Words: Milo Hempel
Indie-folk/baroque-pop legends Fleet Foxes have returned, for the first time in 6 years since their landmark 2011 album Helplessness Blues. And with this new album, Crack-Up, they continue further down the path that they were headed on that album, getting more subtle and more beautiful as they go on. Crack-Up consists of 54 minutes of beautiful winding musical passages, vivid lyrical imagery, and fantastic performances from each member of the band. The anachronistic beauty which made their first two albums so appealing is still very much present, but far subtler the on the previous records. Frontman Robin Pecknold is on outstanding lyrical and vocal form, as his lyrics weave in and out of these beautiful musical passages, serenading the listener with often hauntingly beautiful lyrics, such as the refrain on Kept Woman. “Anna, you’re lost in a shadow there, Cinder and smoke hanging in the air”.
The album kicks off with the incredible opener I Am All That I need, which explores themes of independence and separation from a loved one, over swelling strings and Robin’s soft voice going from a whisper to almost a yell throughout the track, it’s a stunning opener. It then moves onto Cassius, which incorporates electronics in an extremely tasteful and effective way, combined with lyrics that sound like they could be talking about medieval times, but apply to the issues of the present perfectly. The album continues after this with great song after great song, including the grand single Third of May, the subtle but beautiful I Should See Memphis, and the fantastic, emotionally potent closer, Crack-Up.

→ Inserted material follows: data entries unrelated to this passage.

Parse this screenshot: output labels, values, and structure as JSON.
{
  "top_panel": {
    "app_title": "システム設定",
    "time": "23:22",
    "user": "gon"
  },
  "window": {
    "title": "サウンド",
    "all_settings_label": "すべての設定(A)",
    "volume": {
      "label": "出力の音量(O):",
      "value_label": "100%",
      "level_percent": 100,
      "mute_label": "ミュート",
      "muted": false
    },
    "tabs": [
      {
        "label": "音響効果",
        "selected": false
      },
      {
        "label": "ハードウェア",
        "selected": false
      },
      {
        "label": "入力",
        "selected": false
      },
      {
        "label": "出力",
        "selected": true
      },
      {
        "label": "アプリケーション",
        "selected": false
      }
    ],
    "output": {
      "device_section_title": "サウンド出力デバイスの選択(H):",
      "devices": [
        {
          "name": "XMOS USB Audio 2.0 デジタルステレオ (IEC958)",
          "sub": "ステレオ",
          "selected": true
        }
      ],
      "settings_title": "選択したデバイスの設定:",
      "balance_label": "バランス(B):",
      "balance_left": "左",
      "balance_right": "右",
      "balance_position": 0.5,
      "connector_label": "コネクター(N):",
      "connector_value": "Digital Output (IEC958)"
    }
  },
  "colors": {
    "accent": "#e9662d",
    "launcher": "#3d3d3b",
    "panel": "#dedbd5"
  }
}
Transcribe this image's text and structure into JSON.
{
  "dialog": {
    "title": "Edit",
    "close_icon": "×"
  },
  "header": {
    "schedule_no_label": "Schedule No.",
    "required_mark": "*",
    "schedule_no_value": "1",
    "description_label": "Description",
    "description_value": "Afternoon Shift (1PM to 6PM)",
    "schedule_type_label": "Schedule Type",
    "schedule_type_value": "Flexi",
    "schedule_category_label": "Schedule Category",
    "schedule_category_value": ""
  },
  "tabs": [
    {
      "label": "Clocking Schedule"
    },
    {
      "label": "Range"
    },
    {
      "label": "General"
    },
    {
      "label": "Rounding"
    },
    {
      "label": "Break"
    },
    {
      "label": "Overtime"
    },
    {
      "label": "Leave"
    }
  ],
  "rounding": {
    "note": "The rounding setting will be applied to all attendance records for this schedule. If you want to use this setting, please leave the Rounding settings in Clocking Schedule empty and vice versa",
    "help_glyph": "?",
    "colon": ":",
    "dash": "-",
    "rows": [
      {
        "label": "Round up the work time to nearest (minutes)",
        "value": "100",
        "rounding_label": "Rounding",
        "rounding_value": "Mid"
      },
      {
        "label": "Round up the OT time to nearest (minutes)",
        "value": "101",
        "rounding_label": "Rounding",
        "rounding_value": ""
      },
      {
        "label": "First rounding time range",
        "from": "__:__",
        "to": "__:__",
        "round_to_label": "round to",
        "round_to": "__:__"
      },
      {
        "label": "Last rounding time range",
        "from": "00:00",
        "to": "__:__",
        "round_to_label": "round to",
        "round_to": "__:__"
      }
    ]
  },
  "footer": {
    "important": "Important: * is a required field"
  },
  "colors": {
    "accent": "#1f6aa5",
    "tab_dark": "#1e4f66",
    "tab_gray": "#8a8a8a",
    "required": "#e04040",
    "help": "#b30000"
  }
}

With this album, Fleet Foxes have somehow lived up to, and surpassed even, the gigantic expectations set by their first two stellar albums. Crack-Up is without doubt one of the best albums of 2017, and one to remember for years to come.